Brief | Go through the listing below and repeat it exactly, dropping the pictures.

The records |
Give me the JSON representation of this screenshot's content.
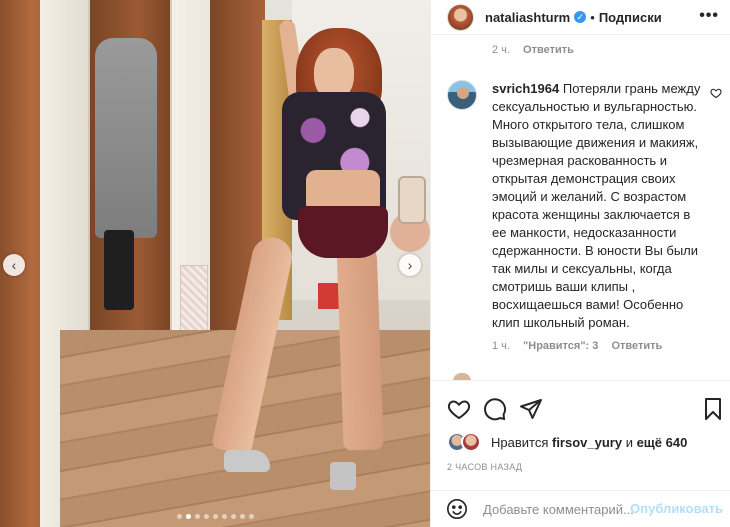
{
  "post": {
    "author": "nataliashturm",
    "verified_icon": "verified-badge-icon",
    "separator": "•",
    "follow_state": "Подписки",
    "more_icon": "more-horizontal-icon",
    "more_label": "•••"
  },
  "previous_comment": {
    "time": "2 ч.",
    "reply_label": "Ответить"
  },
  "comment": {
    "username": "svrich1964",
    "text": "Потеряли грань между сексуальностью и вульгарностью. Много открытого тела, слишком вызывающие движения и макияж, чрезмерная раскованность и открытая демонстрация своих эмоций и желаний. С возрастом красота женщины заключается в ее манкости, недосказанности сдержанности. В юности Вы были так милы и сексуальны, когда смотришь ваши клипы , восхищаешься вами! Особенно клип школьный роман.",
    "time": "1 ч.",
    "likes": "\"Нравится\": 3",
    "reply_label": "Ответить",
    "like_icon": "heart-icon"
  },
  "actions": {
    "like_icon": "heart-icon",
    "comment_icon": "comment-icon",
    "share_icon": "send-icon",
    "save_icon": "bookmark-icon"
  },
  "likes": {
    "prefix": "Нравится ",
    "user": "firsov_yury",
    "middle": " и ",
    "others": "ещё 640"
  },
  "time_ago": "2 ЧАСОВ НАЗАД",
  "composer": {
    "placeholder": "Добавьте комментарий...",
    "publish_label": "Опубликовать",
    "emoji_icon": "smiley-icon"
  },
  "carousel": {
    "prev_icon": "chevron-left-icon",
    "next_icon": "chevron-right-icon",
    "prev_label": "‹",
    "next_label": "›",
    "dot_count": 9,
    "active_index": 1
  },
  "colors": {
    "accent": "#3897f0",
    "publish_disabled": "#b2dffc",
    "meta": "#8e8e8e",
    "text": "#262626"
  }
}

Written answer |
Give me the JSON representation of this screenshot's content.
{
  "post": {
    "author": "nataliashturm",
    "verified_icon": "verified-badge-icon",
    "separator": "•",
    "follow_state": "Подписки",
    "more_icon": "more-horizontal-icon",
    "more_label": "•••"
  },
  "previous_comment": {
    "time": "2 ч.",
    "reply_label": "Ответить"
  },
  "comment": {
    "username": "svrich1964",
    "text": "Потеряли грань между сексуальностью и вульгарностью. Много открытого тела, слишком вызывающие движения и макияж, чрезмерная раскованность и открытая демонстрация своих эмоций и желаний. С возрастом красота женщины заключается в ее манкости, недосказанности сдержанности. В юности Вы были так милы и сексуальны, когда смотришь ваши клипы , восхищаешься вами! Особенно клип школьный роман.",
    "time": "1 ч.",
    "likes": "\"Нравится\": 3",
    "reply_label": "Ответить",
    "like_icon": "heart-icon"
  },
  "actions": {
    "like_icon": "heart-icon",
    "comment_icon": "comment-icon",
    "share_icon": "send-icon",
    "save_icon": "bookmark-icon"
  },
  "likes": {
    "prefix": "Нравится ",
    "user": "firsov_yury",
    "middle": " и ",
    "others": "ещё 640"
  },
  "time_ago": "2 ЧАСОВ НАЗАД",
  "composer": {
    "placeholder": "Добавьте комментарий...",
    "publish_label": "Опубликовать",
    "emoji_icon": "smiley-icon"
  },
  "carousel": {
    "prev_icon": "chevron-left-icon",
    "next_icon": "chevron-right-icon",
    "prev_label": "‹",
    "next_label": "›",
    "dot_count": 9,
    "active_index": 1
  },
  "colors": {
    "accent": "#3897f0",
    "publish_disabled": "#b2dffc",
    "meta": "#8e8e8e",
    "text": "#262626"
  }
}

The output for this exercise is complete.